Here are the the top 25 most popular Library of Congress Subject Heading (LCSH) pages on LibraryThing, according to Google Analytics.
I’m guessing this makes someone at the Library of Congress blush:
- Erotic Stories, American
- Photography of the nude
- Erotic fiction
- Historical fiction
- Erotic literature
- Love stories
- Psychological fiction
- Fantasy fiction
- Mystery fiction
- Erotic art
- Detective and mystery stories
- Characters and characteristics in literature
- Sex instruction for gay men
- Sexual dominance and submission
- Humorous stories
- Symbolism in literature

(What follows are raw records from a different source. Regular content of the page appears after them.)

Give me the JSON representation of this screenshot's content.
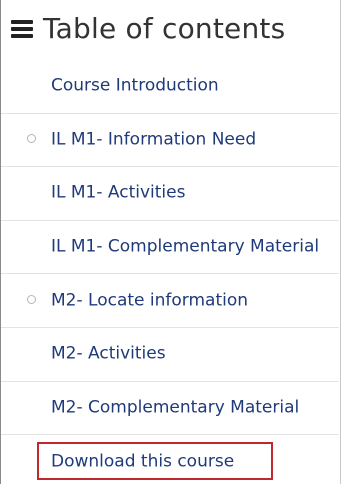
{
  "header": {
    "menu_icon": "hamburger-menu-icon",
    "title": "Table of contents"
  },
  "toc": {
    "items": [
      {
        "label": "Course Introduction",
        "bullet": false
      },
      {
        "label": "IL M1- Information Need",
        "bullet": true
      },
      {
        "label": "IL M1- Activities",
        "bullet": false
      },
      {
        "label": "IL M1- Complementary Material",
        "bullet": false
      },
      {
        "label": "M2- Locate information",
        "bullet": true
      },
      {
        "label": "M2- Activities",
        "bullet": false
      },
      {
        "label": "M2- Complementary Material",
        "bullet": false
      },
      {
        "label": "Download this course",
        "bullet": false,
        "highlighted": true
      }
    ]
  },
  "colors": {
    "link": "#1f3a7a",
    "title": "#333333",
    "highlight_border": "#c0282d"
  }
}
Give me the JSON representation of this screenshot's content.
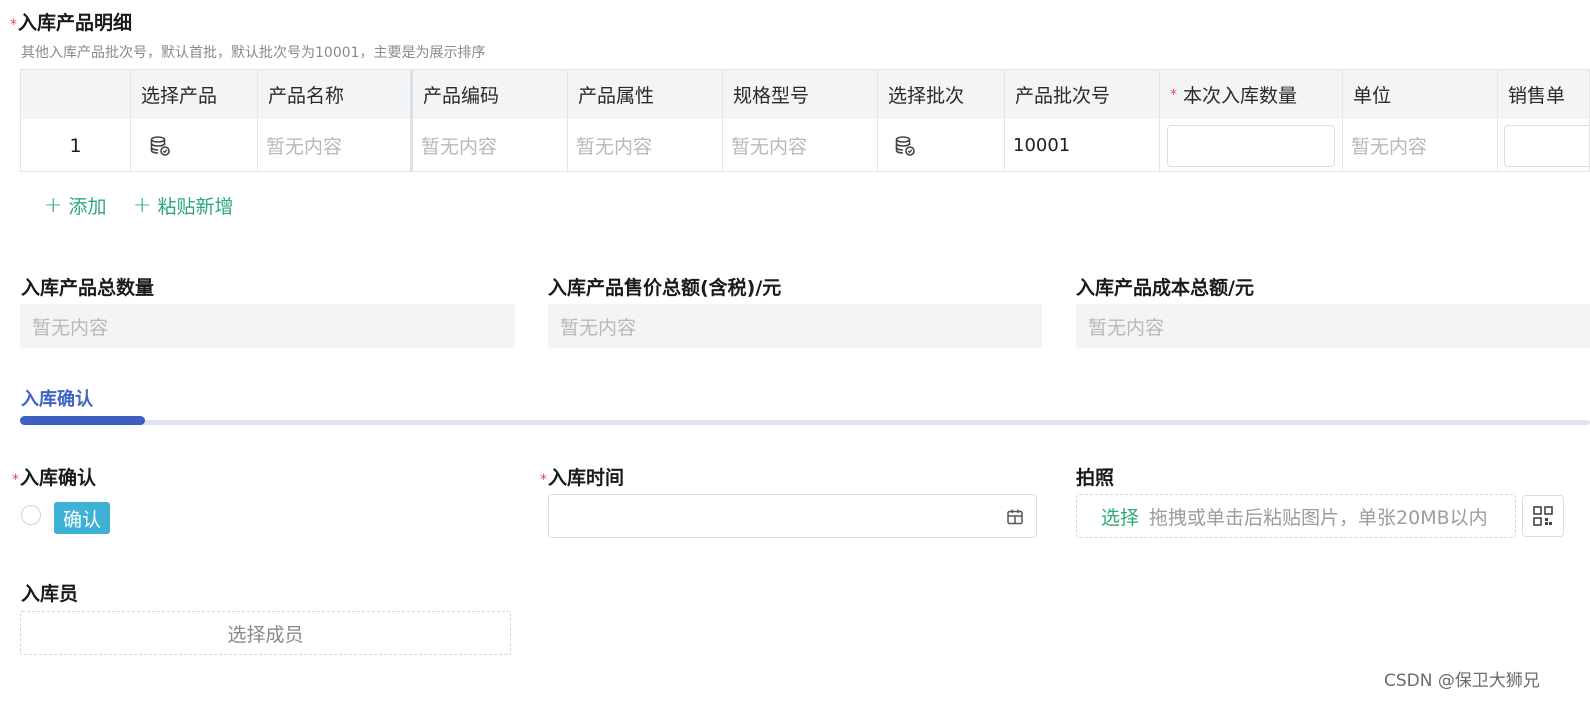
{
  "section": {
    "required_mark": "*",
    "title": "入库产品明细",
    "hint": "其他入库产品批次号，默认首批，默认批次号为10001，主要是为展示排序"
  },
  "table": {
    "columns": [
      "",
      "选择产品",
      "产品名称",
      "产品编码",
      "产品属性",
      "规格型号",
      "选择批次",
      "产品批次号",
      "本次入库数量",
      "单位",
      "销售单"
    ],
    "required_column_mark": "*",
    "rows": [
      {
        "index": "1",
        "name": "暂无内容",
        "code": "暂无内容",
        "attr": "暂无内容",
        "spec": "暂无内容",
        "batch_no": "10001",
        "quantity": "",
        "unit": "暂无内容",
        "sale_unit": ""
      }
    ],
    "select_product_icon": "database-icon",
    "select_batch_icon": "database-icon"
  },
  "actions": {
    "add": "添加",
    "paste_add": "粘贴新增"
  },
  "totals": {
    "total_quantity": {
      "label": "入库产品总数量",
      "value": "暂无内容"
    },
    "total_sale": {
      "label": "入库产品售价总额(含税)/元",
      "value": "暂无内容"
    },
    "total_cost": {
      "label": "入库产品成本总额/元",
      "value": "暂无内容"
    }
  },
  "tab": {
    "label": "入库确认"
  },
  "confirm": {
    "required_mark": "*",
    "label": "入库确认",
    "tag": "确认"
  },
  "time": {
    "required_mark": "*",
    "label": "入库时间",
    "value": "",
    "icon": "calendar-icon"
  },
  "photo": {
    "label": "拍照",
    "select": "选择",
    "hint": "拖拽或单击后粘贴图片，单张20MB以内",
    "icon": "qrcode-icon"
  },
  "operator": {
    "label": "入库员",
    "button": "选择成员"
  },
  "watermark": "CSDN @保卫大狮兄",
  "colors": {
    "accent_green": "#2fa877",
    "tab_blue": "#3e5fc2",
    "confirm_tag": "#3fb1d4",
    "required_red": "#e5484d"
  }
}
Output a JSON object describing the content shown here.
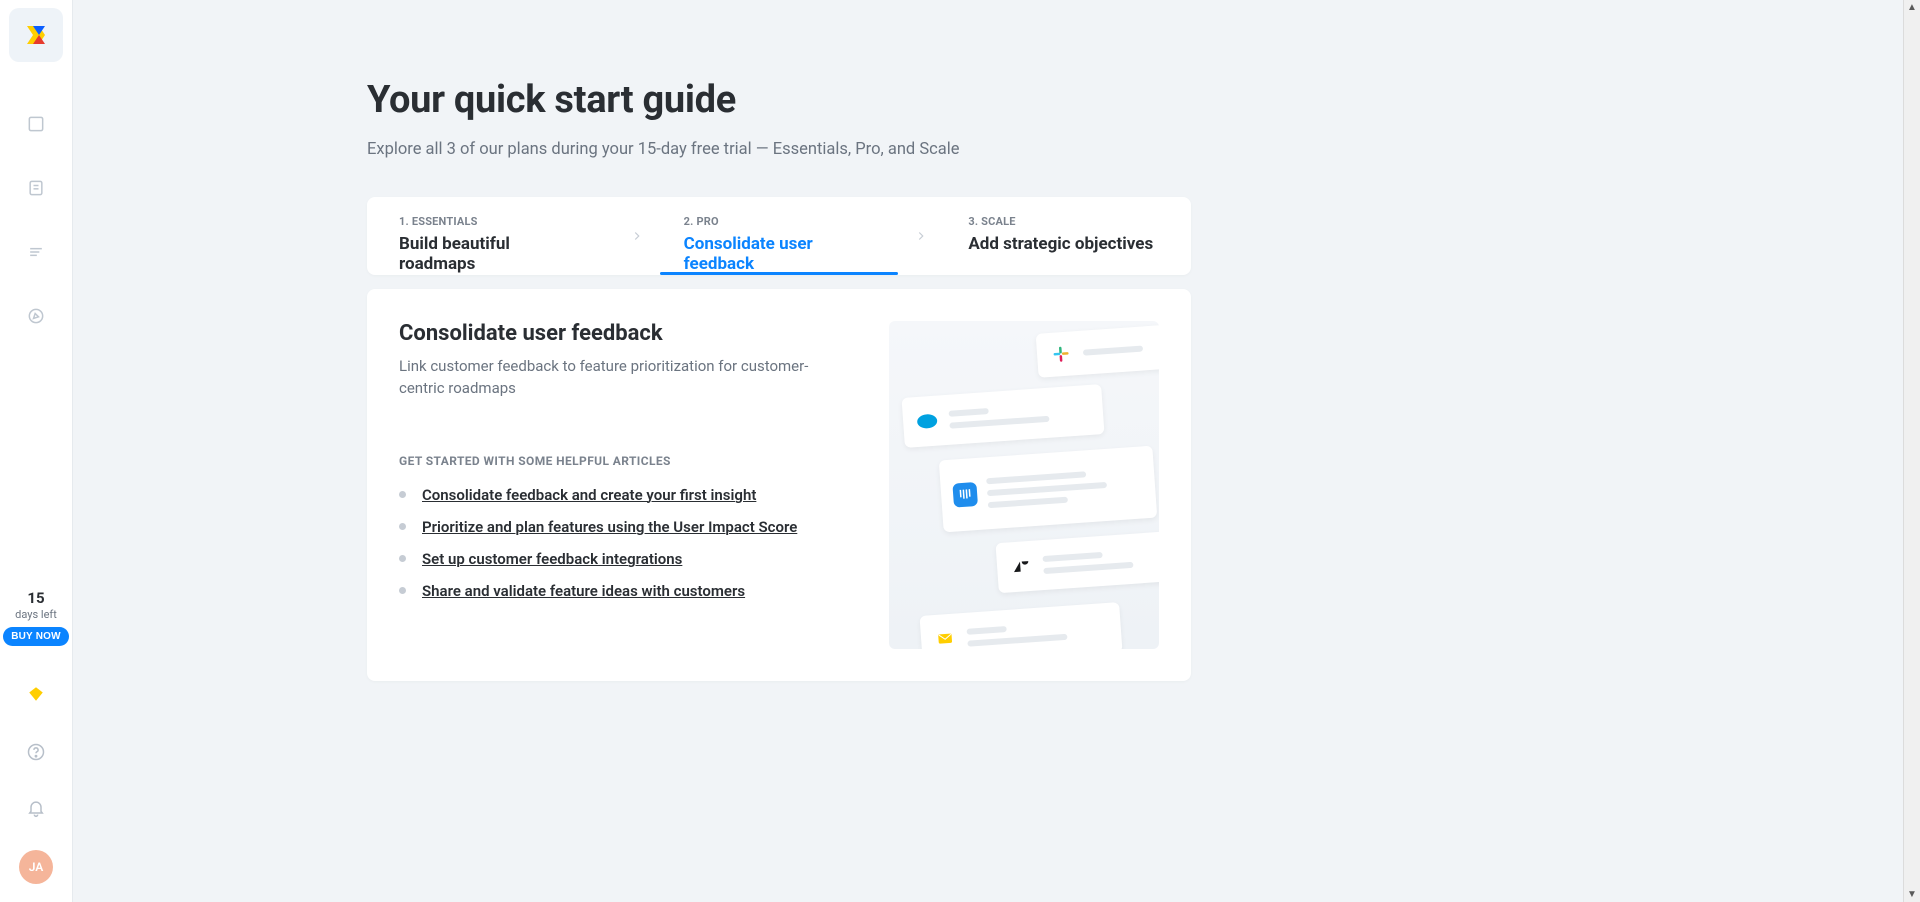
{
  "sidebar": {
    "trial": {
      "days": "15",
      "days_left_label": "days left",
      "buy_label": "BUY NOW"
    },
    "avatar_initials": "JA"
  },
  "page": {
    "title": "Your quick start guide",
    "subtitle": "Explore all 3 of our plans during your 15-day free trial — Essentials, Pro, and Scale"
  },
  "tabs": [
    {
      "kicker": "1. ESSENTIALS",
      "title": "Build beautiful roadmaps",
      "active": false
    },
    {
      "kicker": "2. PRO",
      "title": "Consolidate user feedback",
      "active": true
    },
    {
      "kicker": "3. SCALE",
      "title": "Add strategic objectives",
      "active": false
    }
  ],
  "detail": {
    "title": "Consolidate user feedback",
    "description": "Link customer feedback to feature prioritization for customer-centric roadmaps",
    "articles_heading": "GET STARTED WITH SOME HELPFUL ARTICLES",
    "articles": [
      "Consolidate feedback and create your first insight",
      "Prioritize and plan features using the User Impact Score",
      "Set up customer feedback integrations",
      "Share and validate feature ideas with customers"
    ]
  }
}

- Australia > Social life and customs
- England > Social life and customs > 18th century
- Social classes
- Allusions in literature
- Humorous fiction
- Sex instruction
- Short stories
The explanation involves a paradox. Erotica does so well because LibraryThing is a non-erotic site. The top subjects all win because of search-engine referrals. Google likes a mix of sites, so that erotic searches turn up something besides erotica. (This is particularly true if you have “safe search” enabled.) And LibraryThing has relatively high PageRank (PR), Google’s measure of a web site’s authority. Put these factors together and LibraryThing turns up high for erotic searches. For example, we’re currently Google’s number one site for “gay sex instruction.” Who would’ve thunk it?*
Of course, the “bounce rate” for these pages is astronomical. LibraryThing provides no actual sex instruction, just links to books about it—or rather links to metadata about books on sex instruction. That’s not what the searchers were looking for, and they leave as fast as they arrive.
As a side note, it’s sad to see so many top-level subjects in the list. I hope the bounce rate isn’t too high. Top-level subjects are where LCSH falls apart. Take a subject like “Historical fiction,” which has almost 8,000 works underneath it and no innate relevancy ranking. There can be little doubt–people don’t want to plough through 8,000 links!
*Can we start running ads on just the erotic pages.